31.The trial court was of the opinion that the things that were stolen from the house were tools of trade commonly used by the deceased, hence the possibility that the same were taken by the appellant was high, given that they were in the same trade. Equally, we find this as being too speculative as there was no evidence lending credence to such an assertion. None of the items were recovered from the appellant. The fact that the door was not forced open cannot be the hypothesis that it was the appellant alone who could have accessed the deceased’s house. There was no evidence that was led to the effect that it was only the appellant who would visit the deceased.
32.The issue of the existence of money was equally not substantiated as to whether the appellant knew the deceased had money. Mere telephone conversation between the deceased and the appellant did not bridge the gap of the knowledge of the deceased having the money. There was no direct evidence or any evidence whatsoever that the deceased shared the information with the appellant regarding the money. Lastly, the evidence of PW9 suggested that the blood stains on the knife belonged to unknown male and not the appellant.

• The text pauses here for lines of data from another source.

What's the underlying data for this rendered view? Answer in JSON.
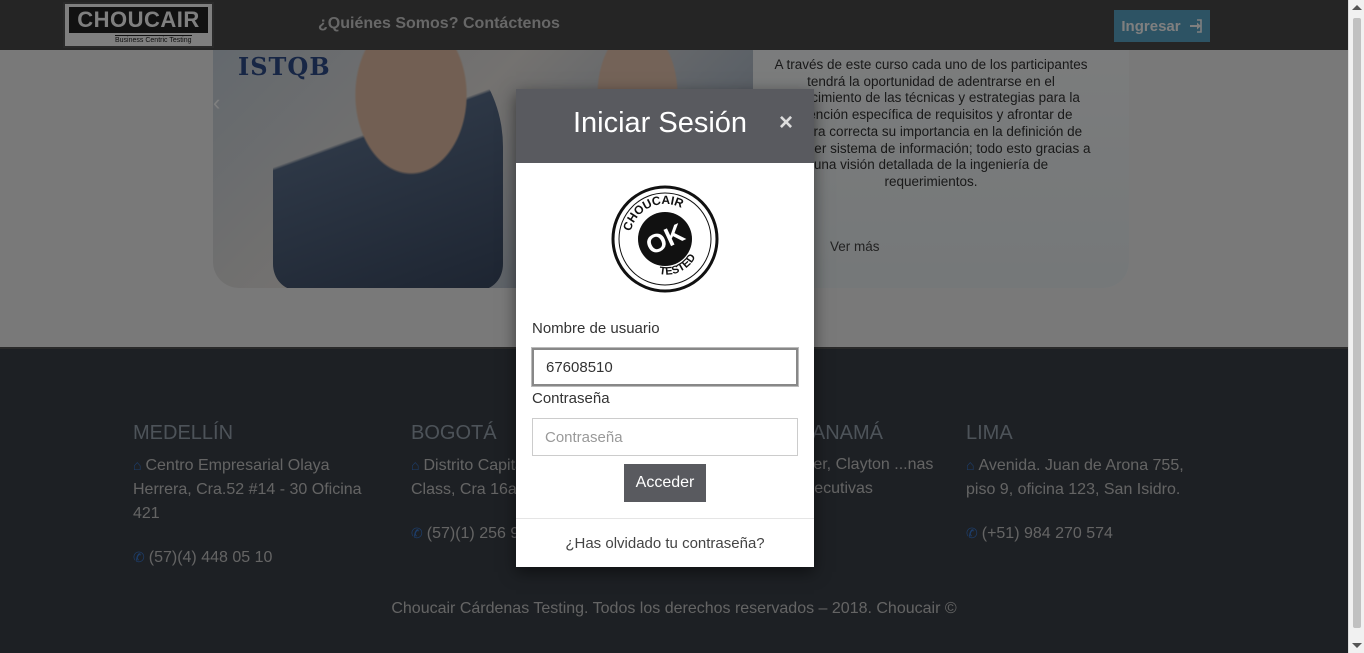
{
  "navbar": {
    "logo_text": "CHOUCAIR",
    "logo_subtitle": "Business Centric Testing",
    "links": [
      "¿Quiénes Somos?",
      "Contáctenos"
    ],
    "login_button": "Ingresar"
  },
  "hero": {
    "badge": "ISTQB",
    "description": "A través de este curso cada uno de los participantes tendrá la oportunidad de adentrarse en el conocimiento de las técnicas y estrategias para la obtención específica de requisitos y afrontar de manera correcta su importancia en la definición de cualquier sistema de información; todo esto gracias a una visión detallada de la ingeniería de requerimientos.",
    "more_link": "Ver más"
  },
  "footer": {
    "offices": [
      {
        "city": "MEDELLÍN",
        "address": "Centro Empresarial Olaya Herrera, Cra.52 #14 - 30 Oficina 421",
        "phone": "(57)(4) 448 05 10"
      },
      {
        "city": "BOGOTÁ",
        "address": "Distrito Capital World Business Class, Cra 16a #",
        "phone": "(57)(1) 256 9"
      },
      {
        "city": "PANAMÁ",
        "address": "...er, Clayton ...nas Ejecutivas",
        "phone": ""
      },
      {
        "city": "LIMA",
        "address": "Avenida. Juan de Arona 755, piso 9, oficina 123, San Isidro.",
        "phone": "(+51) 984 270 574"
      }
    ],
    "copyright": "Choucair Cárdenas Testing. Todos los derechos reservados – 2018. Choucair ©"
  },
  "modal": {
    "title": "Iniciar Sesión",
    "close_symbol": "×",
    "logo_text_top": "CHOUCAIR",
    "logo_text_center": "OK",
    "logo_text_bottom": "TESTED",
    "username_label": "Nombre de usuario",
    "username_value": "67608510",
    "password_label": "Contraseña",
    "password_placeholder": "Contraseña",
    "submit_button": "Acceder",
    "forgot_link": "¿Has olvidado tu contraseña?"
  },
  "colors": {
    "navbar": "#4a4a4a",
    "modal_header": "#595a5f",
    "login_button": "#5aa6c8",
    "footer": "#3b4048",
    "icon_blue": "#3a7dd8"
  }
}
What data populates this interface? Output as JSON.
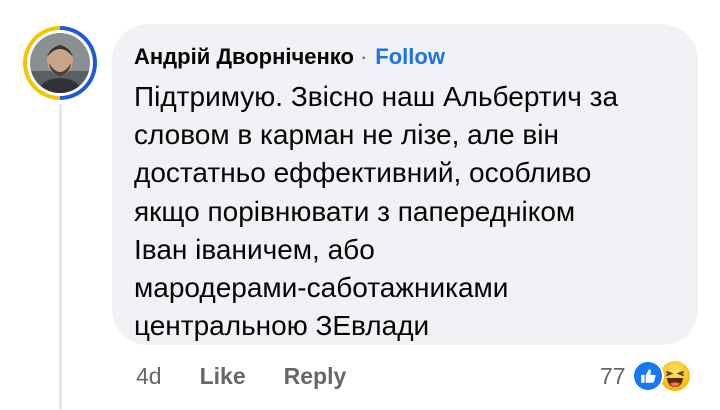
{
  "comment": {
    "author": "Андрій Дворніченко",
    "separator": "·",
    "follow_label": "Follow",
    "lines": [
      "Підтримую. Звісно наш Альбертич за",
      "словом в карман не лізе, але він",
      "достатньо еффективний, особливо",
      "якщо порівнювати з папередніком",
      "Іван іваничем, або",
      "мародерами-саботажниками",
      "центральною ЗЕвлади"
    ]
  },
  "actions": {
    "time": "4d",
    "like_label": "Like",
    "reply_label": "Reply"
  },
  "reactions": {
    "count": "77",
    "icons": [
      "like-icon",
      "haha-icon"
    ]
  },
  "colors": {
    "bubble": "#f0f2f5",
    "follow": "#1b74e4",
    "meta": "#65676b",
    "like": "#1877f2",
    "ring_blue": "#1f5ad6",
    "ring_yellow": "#f5c400"
  }
}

This then eliminates the appellant as a suspect.
33.We are of the view that the instances of what was presented as circumstantial evidence, were below the threshold enunciated in the leading cases we have cited in this judgment, namely, Rex v Kipkerring [supra], Simoni Musoke v R [supra] and Omar Mzungu v R [supra]. The evidence does not amount to a compelling rational inference of the appellant’s guilt. The facts do not lead to one irresistible conclusion that the appellant and no one else could have committed the crime, taking into consideration the natural course of human conduct. The evidence was neither compelling, credible nor cogent.
34.The appellant raised the defence of an alibi. The trial court considered the same against the prosecution evidence and was of the view that the same ought to have been raised earlier, and that raising it that late, prejudiced the prosecution case. We agree with the principles set by the decisions cited by the trial court on such defence. However, it is settled law that the prosecution bears the burden of proving the charge against an accused beyond reasonable doubt.
35.Nevertheless, in relying on an alibi defence, the entirety of the prosecution evidence, direct or circumstantial must be appraised to establish whether the appellant was elsewhere and not at the scene of the crime. The conduct of the appellant and the decision to raise an alibi defence during the defence hearing stage of the proceedings should not escape scrutiny of the court. However, having arrived at the decision that the appellant was not placed at the scene of the crime, it is apparent that any further discussion on the issue would be an academic exercise.
36.It follows that the prosecution failed to prove its case. All that there was against the appellant, was mere suspicion which could not be a basis for his conviction. See Sawe v Republic  KLR 364.
37.In the result, the appeal has merit and is hereby allowed. We quash the appellant’s conviction and set aside the sentence imposed. The appellant shall be set at liberty forthwith unless otherwise lawfully held.